Saved entries
====================
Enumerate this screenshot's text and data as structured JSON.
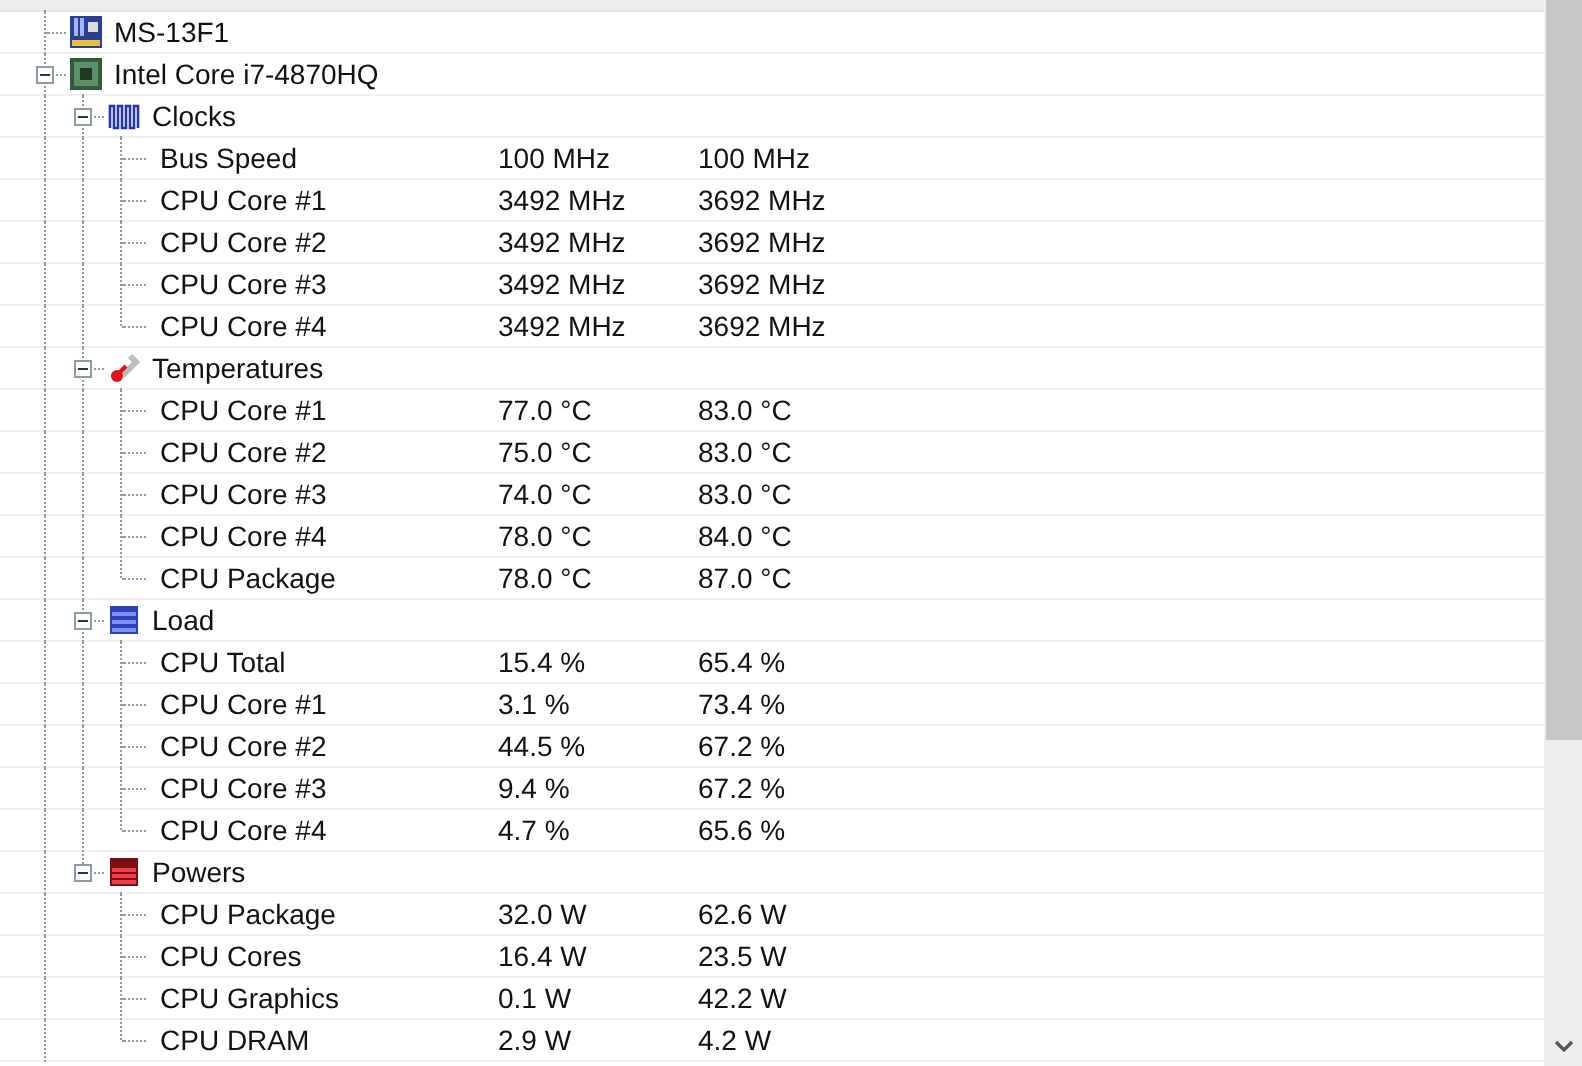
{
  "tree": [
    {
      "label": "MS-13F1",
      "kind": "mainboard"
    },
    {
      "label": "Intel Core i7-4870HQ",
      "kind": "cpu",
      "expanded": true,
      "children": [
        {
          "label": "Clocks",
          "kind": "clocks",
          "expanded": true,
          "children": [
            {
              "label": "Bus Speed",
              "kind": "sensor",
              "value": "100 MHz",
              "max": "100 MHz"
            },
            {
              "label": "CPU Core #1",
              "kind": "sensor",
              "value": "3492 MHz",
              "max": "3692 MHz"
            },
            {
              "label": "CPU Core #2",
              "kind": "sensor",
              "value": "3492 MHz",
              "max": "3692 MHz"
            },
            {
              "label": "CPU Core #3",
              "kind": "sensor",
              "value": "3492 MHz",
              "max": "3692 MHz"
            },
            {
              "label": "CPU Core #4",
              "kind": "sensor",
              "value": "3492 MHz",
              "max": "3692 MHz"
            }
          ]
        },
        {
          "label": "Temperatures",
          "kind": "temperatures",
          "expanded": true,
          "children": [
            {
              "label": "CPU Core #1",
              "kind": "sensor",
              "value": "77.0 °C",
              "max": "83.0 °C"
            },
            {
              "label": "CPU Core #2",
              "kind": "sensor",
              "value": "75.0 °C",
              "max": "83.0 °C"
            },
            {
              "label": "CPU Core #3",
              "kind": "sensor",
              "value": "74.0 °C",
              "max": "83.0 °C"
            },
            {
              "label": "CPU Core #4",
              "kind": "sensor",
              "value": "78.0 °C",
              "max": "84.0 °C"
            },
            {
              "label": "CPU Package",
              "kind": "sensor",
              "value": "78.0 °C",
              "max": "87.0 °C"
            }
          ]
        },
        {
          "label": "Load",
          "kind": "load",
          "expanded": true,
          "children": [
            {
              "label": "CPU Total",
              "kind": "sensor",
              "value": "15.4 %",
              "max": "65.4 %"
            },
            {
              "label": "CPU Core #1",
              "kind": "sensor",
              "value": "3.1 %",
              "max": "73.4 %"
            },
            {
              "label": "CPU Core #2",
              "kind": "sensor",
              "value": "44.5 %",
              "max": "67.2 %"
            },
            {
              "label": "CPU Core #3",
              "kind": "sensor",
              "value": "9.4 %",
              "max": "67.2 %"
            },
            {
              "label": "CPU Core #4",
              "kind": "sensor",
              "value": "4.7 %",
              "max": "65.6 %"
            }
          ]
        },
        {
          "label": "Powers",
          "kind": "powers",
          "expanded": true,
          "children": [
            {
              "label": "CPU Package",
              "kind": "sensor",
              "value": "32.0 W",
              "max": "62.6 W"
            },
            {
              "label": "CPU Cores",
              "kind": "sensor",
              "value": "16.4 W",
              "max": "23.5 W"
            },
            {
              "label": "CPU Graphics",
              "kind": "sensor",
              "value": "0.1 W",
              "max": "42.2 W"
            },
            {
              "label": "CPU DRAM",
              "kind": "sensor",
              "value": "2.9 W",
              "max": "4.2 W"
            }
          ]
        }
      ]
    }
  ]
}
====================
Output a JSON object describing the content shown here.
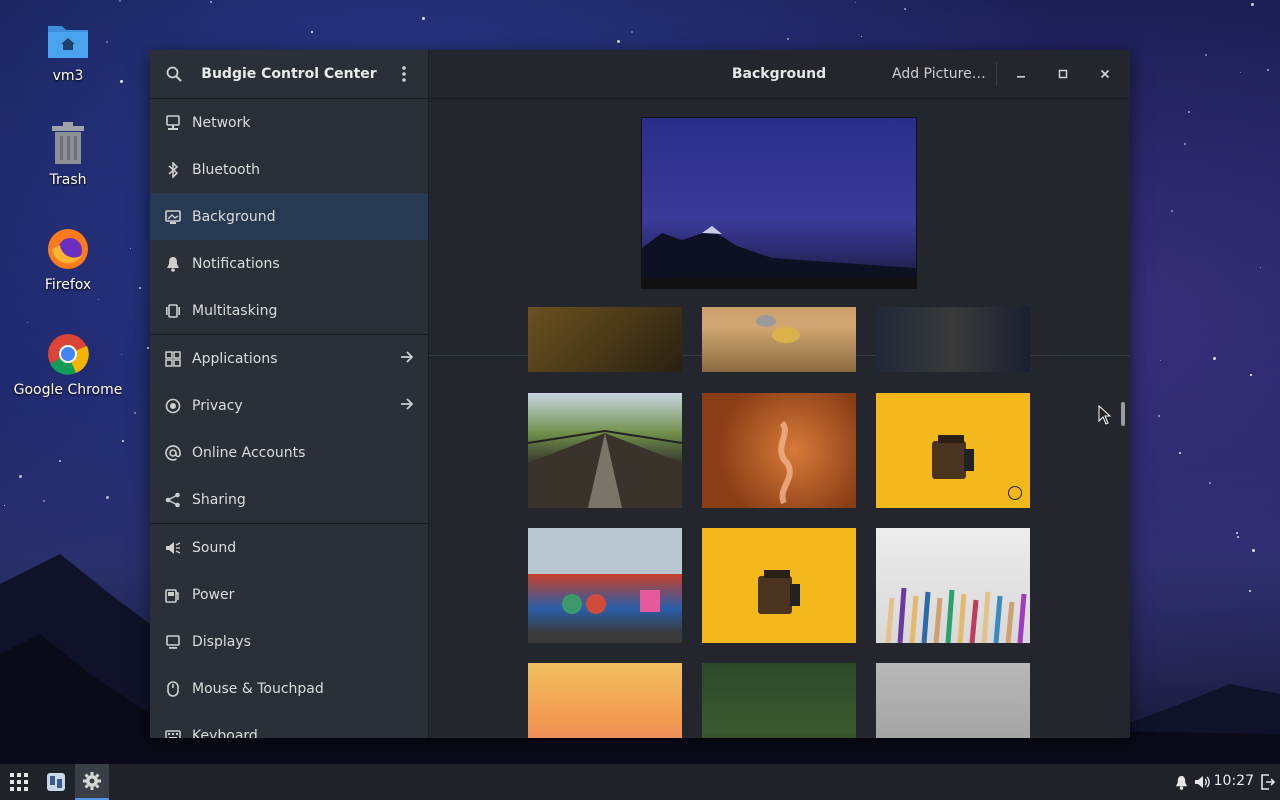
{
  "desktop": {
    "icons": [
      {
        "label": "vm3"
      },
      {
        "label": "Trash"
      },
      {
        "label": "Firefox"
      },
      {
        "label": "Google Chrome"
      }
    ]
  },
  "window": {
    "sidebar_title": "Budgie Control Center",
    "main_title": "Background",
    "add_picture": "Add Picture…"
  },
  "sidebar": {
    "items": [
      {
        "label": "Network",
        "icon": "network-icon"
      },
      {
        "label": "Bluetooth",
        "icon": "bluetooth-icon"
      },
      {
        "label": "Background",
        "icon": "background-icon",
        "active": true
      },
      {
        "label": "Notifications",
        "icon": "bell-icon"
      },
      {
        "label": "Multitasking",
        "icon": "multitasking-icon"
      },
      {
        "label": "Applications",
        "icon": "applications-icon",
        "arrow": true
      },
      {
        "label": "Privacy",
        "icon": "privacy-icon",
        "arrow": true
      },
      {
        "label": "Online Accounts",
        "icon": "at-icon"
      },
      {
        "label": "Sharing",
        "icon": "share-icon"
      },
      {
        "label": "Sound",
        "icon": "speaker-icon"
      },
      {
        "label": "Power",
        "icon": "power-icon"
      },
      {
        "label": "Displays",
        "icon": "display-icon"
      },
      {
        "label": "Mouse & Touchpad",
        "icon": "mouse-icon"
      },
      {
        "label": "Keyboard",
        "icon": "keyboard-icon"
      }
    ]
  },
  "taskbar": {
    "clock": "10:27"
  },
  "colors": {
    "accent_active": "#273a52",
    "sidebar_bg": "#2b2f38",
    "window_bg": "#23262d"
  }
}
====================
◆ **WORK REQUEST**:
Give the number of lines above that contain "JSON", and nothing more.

◆ **OUTPUT BELOW**:
2